[EXERCISE OBJECTIVE]
For the data below, report only the number of lines containing the string "subsystems".

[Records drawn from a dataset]
- - - -

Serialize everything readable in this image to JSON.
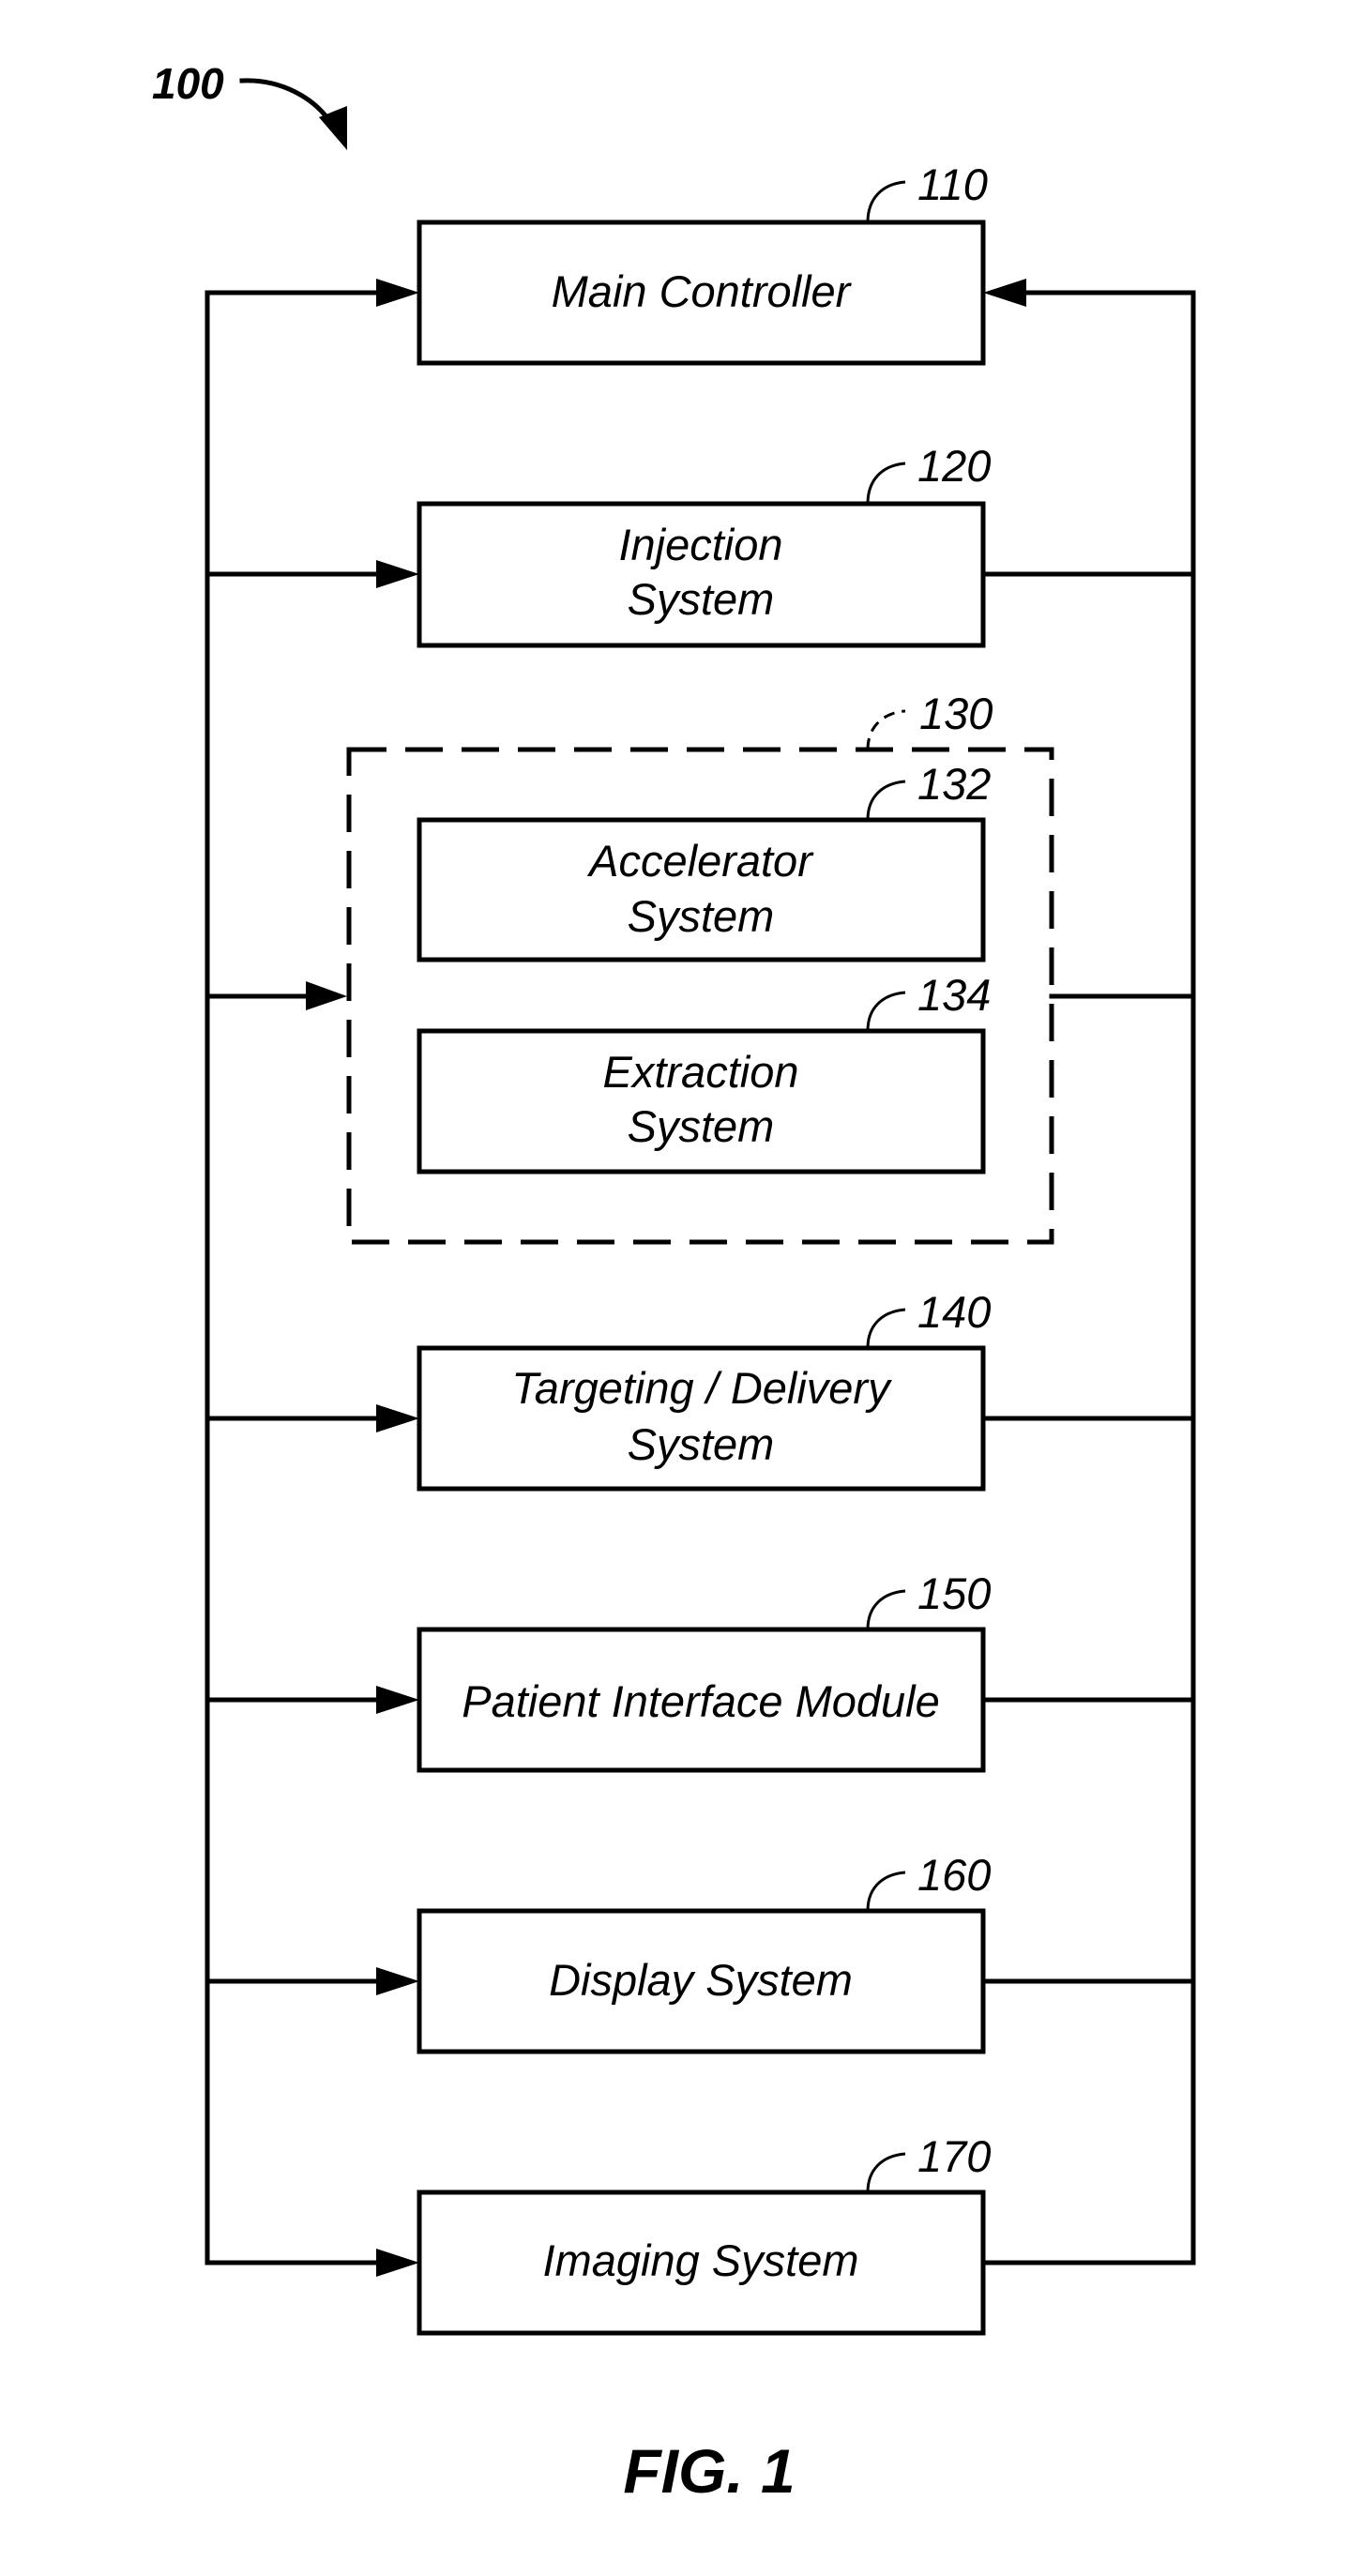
{
  "figure": {
    "caption": "FIG. 1",
    "system_ref": "100"
  },
  "blocks": {
    "main_controller": {
      "ref": "110",
      "lines": [
        "Main Controller"
      ]
    },
    "injection": {
      "ref": "120",
      "lines": [
        "Injection",
        "System"
      ]
    },
    "accel_extract_group": {
      "ref": "130"
    },
    "accelerator": {
      "ref": "132",
      "lines": [
        "Accelerator",
        "System"
      ]
    },
    "extraction": {
      "ref": "134",
      "lines": [
        "Extraction",
        "System"
      ]
    },
    "targeting": {
      "ref": "140",
      "lines": [
        "Targeting / Delivery",
        "System"
      ]
    },
    "patient_interface": {
      "ref": "150",
      "lines": [
        "Patient Interface Module"
      ]
    },
    "display": {
      "ref": "160",
      "lines": [
        "Display System"
      ]
    },
    "imaging": {
      "ref": "170",
      "lines": [
        "Imaging System"
      ]
    }
  },
  "connections": {
    "left_bus": "Main Controller output to all subsystems (arrows into each block)",
    "right_bus": "All subsystems feed back to Main Controller (arrow into Main Controller)"
  }
}
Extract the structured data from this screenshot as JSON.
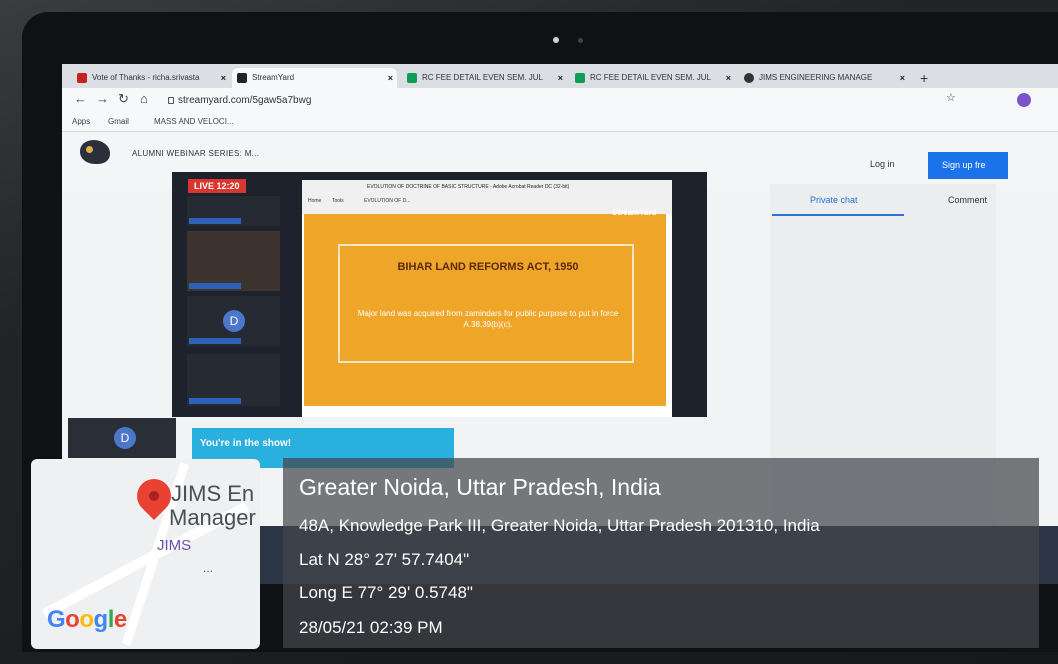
{
  "browser": {
    "tabs": [
      {
        "label": "Vote of Thanks - richa.srivasta",
        "icon_color": "#c5221f"
      },
      {
        "label": "StreamYard",
        "icon_color": "#222222"
      },
      {
        "label": "RC FEE DETAIL EVEN SEM. JUL",
        "icon_color": "#0f9d58"
      },
      {
        "label": "RC FEE DETAIL EVEN SEM. JUL",
        "icon_color": "#0f9d58"
      },
      {
        "label": "JIMS ENGINEERING MANAGE",
        "icon_color": "#333333"
      }
    ],
    "url": "streamyard.com/5gaw5a7bwg",
    "bookmarks": [
      "Apps",
      "Gmail",
      "MASS AND VELOCI..."
    ]
  },
  "app": {
    "title": "ALUMNI WEBINAR SERIES: M...",
    "login": "Log in",
    "signup": "Sign up fre",
    "live_badge": "LIVE 12:20",
    "avatar_letter": "D",
    "private_chat": "Private chat",
    "comments": "Comment",
    "banner": "You're in the show!",
    "pdf_title": "EVOLUTION OF DOCTRINE OF BASIC STRUCTURE - Adobe Acrobat Reader DC (32-bit)",
    "pdf_tabs": [
      "Home",
      "Tools",
      "EVOLUTION OF D..."
    ],
    "slide_title": "BIHAR LAND REFORMS ACT, 1950",
    "slide_body": "Major land was acquired from zamindars for public purpose to put in force A.38,39(b)(c).",
    "watermark": "StreamYard"
  },
  "map": {
    "place_line1": "JIMS En",
    "place_line2": "Manager",
    "place_short": "JIMS",
    "google": [
      "G",
      "o",
      "o",
      "g",
      "l",
      "e"
    ],
    "more": "..."
  },
  "geotag": {
    "city": "Greater Noida, Uttar Pradesh, India",
    "address": "48A, Knowledge Park III, Greater Noida, Uttar Pradesh 201310, India",
    "lat": "Lat N 28° 27' 57.7404\"",
    "long": "Long E 77° 29' 0.5748\"",
    "datetime": "28/05/21 02:39 PM"
  },
  "colors": {
    "accent": "#1a73e8",
    "live": "#d9362f",
    "slide": "#efa528",
    "pin": "#e94235"
  }
}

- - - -

[WRITTEN REPLY]
2